WHAT NEEDS TO BE DONE:
From start to end of the material below, restate each line exactly.

━━━━━━━━━━━━━━━━━━━━━━━━━━━━━━

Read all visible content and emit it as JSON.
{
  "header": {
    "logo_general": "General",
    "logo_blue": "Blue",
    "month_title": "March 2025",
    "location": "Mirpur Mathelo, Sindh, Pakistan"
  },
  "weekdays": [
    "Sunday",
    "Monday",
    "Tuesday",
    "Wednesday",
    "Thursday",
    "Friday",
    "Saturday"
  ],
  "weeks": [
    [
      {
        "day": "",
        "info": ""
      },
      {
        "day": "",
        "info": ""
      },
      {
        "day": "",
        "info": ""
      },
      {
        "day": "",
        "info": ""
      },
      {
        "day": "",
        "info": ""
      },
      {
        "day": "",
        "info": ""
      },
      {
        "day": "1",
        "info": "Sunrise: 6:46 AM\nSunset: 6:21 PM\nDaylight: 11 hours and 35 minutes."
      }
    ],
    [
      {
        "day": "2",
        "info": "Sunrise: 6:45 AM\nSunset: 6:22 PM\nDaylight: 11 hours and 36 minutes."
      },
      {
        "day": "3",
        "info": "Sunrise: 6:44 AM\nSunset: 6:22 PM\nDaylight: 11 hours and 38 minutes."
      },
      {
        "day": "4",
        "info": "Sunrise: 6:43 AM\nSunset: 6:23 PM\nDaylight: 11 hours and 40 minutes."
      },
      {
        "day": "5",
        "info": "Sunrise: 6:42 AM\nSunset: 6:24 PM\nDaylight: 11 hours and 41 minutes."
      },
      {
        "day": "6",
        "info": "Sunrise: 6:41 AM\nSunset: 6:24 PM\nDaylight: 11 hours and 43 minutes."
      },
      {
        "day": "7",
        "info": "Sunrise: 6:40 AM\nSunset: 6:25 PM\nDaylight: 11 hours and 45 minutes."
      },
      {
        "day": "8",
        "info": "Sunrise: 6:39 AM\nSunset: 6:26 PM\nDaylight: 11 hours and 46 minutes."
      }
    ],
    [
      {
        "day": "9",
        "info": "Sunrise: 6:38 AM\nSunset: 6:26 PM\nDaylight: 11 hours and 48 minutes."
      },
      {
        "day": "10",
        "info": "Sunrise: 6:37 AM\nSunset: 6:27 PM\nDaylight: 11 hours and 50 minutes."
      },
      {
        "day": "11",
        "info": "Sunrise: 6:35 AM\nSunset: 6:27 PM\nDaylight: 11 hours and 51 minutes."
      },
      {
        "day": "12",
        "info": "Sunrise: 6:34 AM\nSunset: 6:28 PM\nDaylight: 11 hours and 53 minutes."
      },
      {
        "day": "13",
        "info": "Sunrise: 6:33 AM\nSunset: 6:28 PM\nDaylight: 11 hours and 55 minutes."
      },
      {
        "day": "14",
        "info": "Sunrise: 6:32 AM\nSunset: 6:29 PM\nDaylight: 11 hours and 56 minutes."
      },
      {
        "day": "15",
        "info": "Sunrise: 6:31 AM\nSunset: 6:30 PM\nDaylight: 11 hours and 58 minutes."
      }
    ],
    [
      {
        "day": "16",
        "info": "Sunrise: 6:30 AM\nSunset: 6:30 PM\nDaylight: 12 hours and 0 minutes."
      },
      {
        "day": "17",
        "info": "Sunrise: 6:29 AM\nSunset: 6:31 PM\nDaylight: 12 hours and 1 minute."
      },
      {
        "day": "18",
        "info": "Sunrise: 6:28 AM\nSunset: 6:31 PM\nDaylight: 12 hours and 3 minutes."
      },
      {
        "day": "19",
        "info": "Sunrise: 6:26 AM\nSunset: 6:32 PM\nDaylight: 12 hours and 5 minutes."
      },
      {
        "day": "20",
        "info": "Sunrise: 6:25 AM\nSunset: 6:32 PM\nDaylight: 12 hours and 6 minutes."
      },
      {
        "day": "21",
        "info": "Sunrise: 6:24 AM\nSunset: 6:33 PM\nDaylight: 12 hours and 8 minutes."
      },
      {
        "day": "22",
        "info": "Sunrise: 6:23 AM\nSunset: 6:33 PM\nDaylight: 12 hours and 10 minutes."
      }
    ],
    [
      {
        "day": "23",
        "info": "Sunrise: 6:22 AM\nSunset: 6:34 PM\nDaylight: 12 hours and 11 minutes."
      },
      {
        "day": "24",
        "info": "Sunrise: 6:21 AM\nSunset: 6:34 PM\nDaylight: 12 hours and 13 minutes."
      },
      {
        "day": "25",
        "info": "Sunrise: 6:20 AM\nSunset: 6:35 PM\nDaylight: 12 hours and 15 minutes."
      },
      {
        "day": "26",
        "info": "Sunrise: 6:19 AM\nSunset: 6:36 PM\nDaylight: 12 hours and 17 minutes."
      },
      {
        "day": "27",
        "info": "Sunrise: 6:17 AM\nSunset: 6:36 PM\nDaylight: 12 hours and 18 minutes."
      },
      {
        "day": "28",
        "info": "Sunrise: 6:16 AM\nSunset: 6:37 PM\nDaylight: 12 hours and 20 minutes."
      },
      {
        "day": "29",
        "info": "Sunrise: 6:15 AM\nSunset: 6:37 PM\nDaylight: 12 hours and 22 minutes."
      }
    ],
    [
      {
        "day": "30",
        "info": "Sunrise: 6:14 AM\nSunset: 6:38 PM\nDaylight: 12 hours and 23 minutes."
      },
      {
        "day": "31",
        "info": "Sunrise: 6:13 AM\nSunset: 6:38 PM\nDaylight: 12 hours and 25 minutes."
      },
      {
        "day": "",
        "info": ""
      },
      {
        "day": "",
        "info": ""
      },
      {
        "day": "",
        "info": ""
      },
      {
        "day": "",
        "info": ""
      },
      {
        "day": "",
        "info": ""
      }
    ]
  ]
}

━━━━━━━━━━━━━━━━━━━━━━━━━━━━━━

ANSWER SPACE:
Read all visible content and emit it as JSON.
{
  "header": {
    "logo_general": "General",
    "logo_blue": "Blue",
    "month_title": "March 2025",
    "location": "Mirpur Mathelo, Sindh, Pakistan"
  },
  "weekdays": [
    "Sunday",
    "Monday",
    "Tuesday",
    "Wednesday",
    "Thursday",
    "Friday",
    "Saturday"
  ],
  "weeks": [
    [
      {
        "day": "",
        "info": ""
      },
      {
        "day": "",
        "info": ""
      },
      {
        "day": "",
        "info": ""
      },
      {
        "day": "",
        "info": ""
      },
      {
        "day": "",
        "info": ""
      },
      {
        "day": "",
        "info": ""
      },
      {
        "day": "1",
        "info": "Sunrise: 6:46 AM\nSunset: 6:21 PM\nDaylight: 11 hours and 35 minutes."
      }
    ],
    [
      {
        "day": "2",
        "info": "Sunrise: 6:45 AM\nSunset: 6:22 PM\nDaylight: 11 hours and 36 minutes."
      },
      {
        "day": "3",
        "info": "Sunrise: 6:44 AM\nSunset: 6:22 PM\nDaylight: 11 hours and 38 minutes."
      },
      {
        "day": "4",
        "info": "Sunrise: 6:43 AM\nSunset: 6:23 PM\nDaylight: 11 hours and 40 minutes."
      },
      {
        "day": "5",
        "info": "Sunrise: 6:42 AM\nSunset: 6:24 PM\nDaylight: 11 hours and 41 minutes."
      },
      {
        "day": "6",
        "info": "Sunrise: 6:41 AM\nSunset: 6:24 PM\nDaylight: 11 hours and 43 minutes."
      },
      {
        "day": "7",
        "info": "Sunrise: 6:40 AM\nSunset: 6:25 PM\nDaylight: 11 hours and 45 minutes."
      },
      {
        "day": "8",
        "info": "Sunrise: 6:39 AM\nSunset: 6:26 PM\nDaylight: 11 hours and 46 minutes."
      }
    ],
    [
      {
        "day": "9",
        "info": "Sunrise: 6:38 AM\nSunset: 6:26 PM\nDaylight: 11 hours and 48 minutes."
      },
      {
        "day": "10",
        "info": "Sunrise: 6:37 AM\nSunset: 6:27 PM\nDaylight: 11 hours and 50 minutes."
      },
      {
        "day": "11",
        "info": "Sunrise: 6:35 AM\nSunset: 6:27 PM\nDaylight: 11 hours and 51 minutes."
      },
      {
        "day": "12",
        "info": "Sunrise: 6:34 AM\nSunset: 6:28 PM\nDaylight: 11 hours and 53 minutes."
      },
      {
        "day": "13",
        "info": "Sunrise: 6:33 AM\nSunset: 6:28 PM\nDaylight: 11 hours and 55 minutes."
      },
      {
        "day": "14",
        "info": "Sunrise: 6:32 AM\nSunset: 6:29 PM\nDaylight: 11 hours and 56 minutes."
      },
      {
        "day": "15",
        "info": "Sunrise: 6:31 AM\nSunset: 6:30 PM\nDaylight: 11 hours and 58 minutes."
      }
    ],
    [
      {
        "day": "16",
        "info": "Sunrise: 6:30 AM\nSunset: 6:30 PM\nDaylight: 12 hours and 0 minutes."
      },
      {
        "day": "17",
        "info": "Sunrise: 6:29 AM\nSunset: 6:31 PM\nDaylight: 12 hours and 1 minute."
      },
      {
        "day": "18",
        "info": "Sunrise: 6:28 AM\nSunset: 6:31 PM\nDaylight: 12 hours and 3 minutes."
      },
      {
        "day": "19",
        "info": "Sunrise: 6:26 AM\nSunset: 6:32 PM\nDaylight: 12 hours and 5 minutes."
      },
      {
        "day": "20",
        "info": "Sunrise: 6:25 AM\nSunset: 6:32 PM\nDaylight: 12 hours and 6 minutes."
      },
      {
        "day": "21",
        "info": "Sunrise: 6:24 AM\nSunset: 6:33 PM\nDaylight: 12 hours and 8 minutes."
      },
      {
        "day": "22",
        "info": "Sunrise: 6:23 AM\nSunset: 6:33 PM\nDaylight: 12 hours and 10 minutes."
      }
    ],
    [
      {
        "day": "23",
        "info": "Sunrise: 6:22 AM\nSunset: 6:34 PM\nDaylight: 12 hours and 11 minutes."
      },
      {
        "day": "24",
        "info": "Sunrise: 6:21 AM\nSunset: 6:34 PM\nDaylight: 12 hours and 13 minutes."
      },
      {
        "day": "25",
        "info": "Sunrise: 6:20 AM\nSunset: 6:35 PM\nDaylight: 12 hours and 15 minutes."
      },
      {
        "day": "26",
        "info": "Sunrise: 6:19 AM\nSunset: 6:36 PM\nDaylight: 12 hours and 17 minutes."
      },
      {
        "day": "27",
        "info": "Sunrise: 6:17 AM\nSunset: 6:36 PM\nDaylight: 12 hours and 18 minutes."
      },
      {
        "day": "28",
        "info": "Sunrise: 6:16 AM\nSunset: 6:37 PM\nDaylight: 12 hours and 20 minutes."
      },
      {
        "day": "29",
        "info": "Sunrise: 6:15 AM\nSunset: 6:37 PM\nDaylight: 12 hours and 22 minutes."
      }
    ],
    [
      {
        "day": "30",
        "info": "Sunrise: 6:14 AM\nSunset: 6:38 PM\nDaylight: 12 hours and 23 minutes."
      },
      {
        "day": "31",
        "info": "Sunrise: 6:13 AM\nSunset: 6:38 PM\nDaylight: 12 hours and 25 minutes."
      },
      {
        "day": "",
        "info": ""
      },
      {
        "day": "",
        "info": ""
      },
      {
        "day": "",
        "info": ""
      },
      {
        "day": "",
        "info": ""
      },
      {
        "day": "",
        "info": ""
      }
    ]
  ]
}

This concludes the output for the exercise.